Longing for inspiration and a change of scenery, Amy moved to the small West Texas town of Marfa in 2004. It was there on the front porch of an old house that she recorded a collection of lo-fi folk songs that would become "The Bunkhouse Recordings," complete with crickets and coyotes.
Soon after, she moved to Austin where she recorded "The Sky Observer's Guide" (a collaboration with Los Angeles artist Amy Adler) and caught the attention of Alejandro Escovedo, who tapped her for opening duties during his "Real Animal" tour. They followed their traveling act with "Let the Light In," an Escovedo produced record that garnered critical acclaim and featured the song "Hotel Lights," which became featured on many favorites lists in 2010. Patty Griffin sings background vocals on the track. Opening shows for Heartless Bastards, AA Bondy, Escovedo, Chris Isaak, and others followed.
In August, Cook will release her finest album to date-- Summer Skin-- a collection of songs by an artist whose time has come. Showing off newly inspired vocal prowess, her most cohesive project to date features production by Craig Street and a virtuoso band including Chris Bruce, Meshell Ndegeocello, Jonathan Wilson, and David Garza. Special guests include Robert Plant, Ben Kweller, and Patty Griffin.

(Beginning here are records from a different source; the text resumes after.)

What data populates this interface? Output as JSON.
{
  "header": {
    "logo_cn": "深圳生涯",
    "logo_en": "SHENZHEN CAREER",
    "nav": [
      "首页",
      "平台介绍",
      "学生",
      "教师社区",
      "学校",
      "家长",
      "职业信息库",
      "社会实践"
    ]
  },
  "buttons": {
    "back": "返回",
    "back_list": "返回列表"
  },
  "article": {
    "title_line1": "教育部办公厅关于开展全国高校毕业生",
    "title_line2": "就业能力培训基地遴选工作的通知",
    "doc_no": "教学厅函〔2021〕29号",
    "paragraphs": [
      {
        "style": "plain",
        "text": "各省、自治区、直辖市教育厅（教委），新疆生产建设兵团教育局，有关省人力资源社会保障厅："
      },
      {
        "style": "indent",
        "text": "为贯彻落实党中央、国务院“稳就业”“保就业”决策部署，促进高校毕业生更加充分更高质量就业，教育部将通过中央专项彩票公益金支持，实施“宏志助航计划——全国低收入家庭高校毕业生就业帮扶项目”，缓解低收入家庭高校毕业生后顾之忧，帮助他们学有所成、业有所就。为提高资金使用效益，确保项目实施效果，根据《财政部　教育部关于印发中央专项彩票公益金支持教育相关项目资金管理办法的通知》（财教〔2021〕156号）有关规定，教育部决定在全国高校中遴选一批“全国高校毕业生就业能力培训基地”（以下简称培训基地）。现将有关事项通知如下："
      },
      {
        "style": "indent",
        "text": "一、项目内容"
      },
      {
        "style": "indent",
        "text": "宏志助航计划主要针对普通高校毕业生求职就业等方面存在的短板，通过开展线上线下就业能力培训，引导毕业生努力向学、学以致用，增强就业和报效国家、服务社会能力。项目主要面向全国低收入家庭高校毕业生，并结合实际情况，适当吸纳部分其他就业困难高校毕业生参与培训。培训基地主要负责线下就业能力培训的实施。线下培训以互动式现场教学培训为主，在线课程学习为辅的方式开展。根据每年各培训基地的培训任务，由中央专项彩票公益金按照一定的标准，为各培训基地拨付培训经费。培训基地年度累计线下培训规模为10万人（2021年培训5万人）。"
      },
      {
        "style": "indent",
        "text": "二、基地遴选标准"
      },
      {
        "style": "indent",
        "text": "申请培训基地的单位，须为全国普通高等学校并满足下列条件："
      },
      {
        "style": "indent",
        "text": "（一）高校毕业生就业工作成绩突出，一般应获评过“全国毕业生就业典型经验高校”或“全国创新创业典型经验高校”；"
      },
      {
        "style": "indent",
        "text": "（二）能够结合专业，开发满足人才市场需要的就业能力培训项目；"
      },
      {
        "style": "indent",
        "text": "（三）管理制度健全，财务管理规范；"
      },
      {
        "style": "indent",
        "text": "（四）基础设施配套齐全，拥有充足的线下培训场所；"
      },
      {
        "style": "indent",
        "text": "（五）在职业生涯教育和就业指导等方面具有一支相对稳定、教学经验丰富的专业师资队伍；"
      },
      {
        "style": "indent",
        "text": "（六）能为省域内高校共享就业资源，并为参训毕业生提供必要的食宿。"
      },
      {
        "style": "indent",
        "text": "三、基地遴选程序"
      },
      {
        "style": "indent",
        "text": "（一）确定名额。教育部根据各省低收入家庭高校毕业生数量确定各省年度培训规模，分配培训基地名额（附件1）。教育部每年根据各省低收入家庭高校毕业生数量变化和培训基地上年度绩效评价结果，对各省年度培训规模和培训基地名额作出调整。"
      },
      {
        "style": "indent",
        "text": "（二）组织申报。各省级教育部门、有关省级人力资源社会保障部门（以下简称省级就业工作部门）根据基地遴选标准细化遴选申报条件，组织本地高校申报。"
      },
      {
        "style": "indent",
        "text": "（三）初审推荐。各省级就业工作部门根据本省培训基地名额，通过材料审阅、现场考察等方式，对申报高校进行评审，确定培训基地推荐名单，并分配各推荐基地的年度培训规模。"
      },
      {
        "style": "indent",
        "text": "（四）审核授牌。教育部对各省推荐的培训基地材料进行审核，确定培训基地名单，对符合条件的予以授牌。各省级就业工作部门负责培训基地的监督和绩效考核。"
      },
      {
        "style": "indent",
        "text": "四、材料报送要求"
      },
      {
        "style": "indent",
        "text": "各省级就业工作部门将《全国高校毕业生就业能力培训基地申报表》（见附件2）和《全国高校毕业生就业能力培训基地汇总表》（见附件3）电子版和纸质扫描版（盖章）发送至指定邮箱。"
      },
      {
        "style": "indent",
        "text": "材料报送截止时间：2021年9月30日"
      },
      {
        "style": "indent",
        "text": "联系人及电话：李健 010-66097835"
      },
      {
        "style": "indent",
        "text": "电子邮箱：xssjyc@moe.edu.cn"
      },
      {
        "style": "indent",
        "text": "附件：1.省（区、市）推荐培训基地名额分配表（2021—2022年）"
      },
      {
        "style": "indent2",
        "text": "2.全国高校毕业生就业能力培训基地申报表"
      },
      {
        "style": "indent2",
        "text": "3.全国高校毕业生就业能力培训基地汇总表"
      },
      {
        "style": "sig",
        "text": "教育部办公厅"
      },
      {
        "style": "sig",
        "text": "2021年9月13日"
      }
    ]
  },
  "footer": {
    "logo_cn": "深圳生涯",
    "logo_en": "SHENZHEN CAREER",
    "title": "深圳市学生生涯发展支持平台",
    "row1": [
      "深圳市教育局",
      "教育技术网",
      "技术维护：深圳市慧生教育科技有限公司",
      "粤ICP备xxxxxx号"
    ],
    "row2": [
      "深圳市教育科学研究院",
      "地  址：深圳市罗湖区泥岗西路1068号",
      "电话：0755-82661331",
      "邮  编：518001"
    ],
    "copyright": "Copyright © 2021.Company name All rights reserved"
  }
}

Summer Skin will be released August 21, 2012 on Roothouse Records /Thirty Tigers.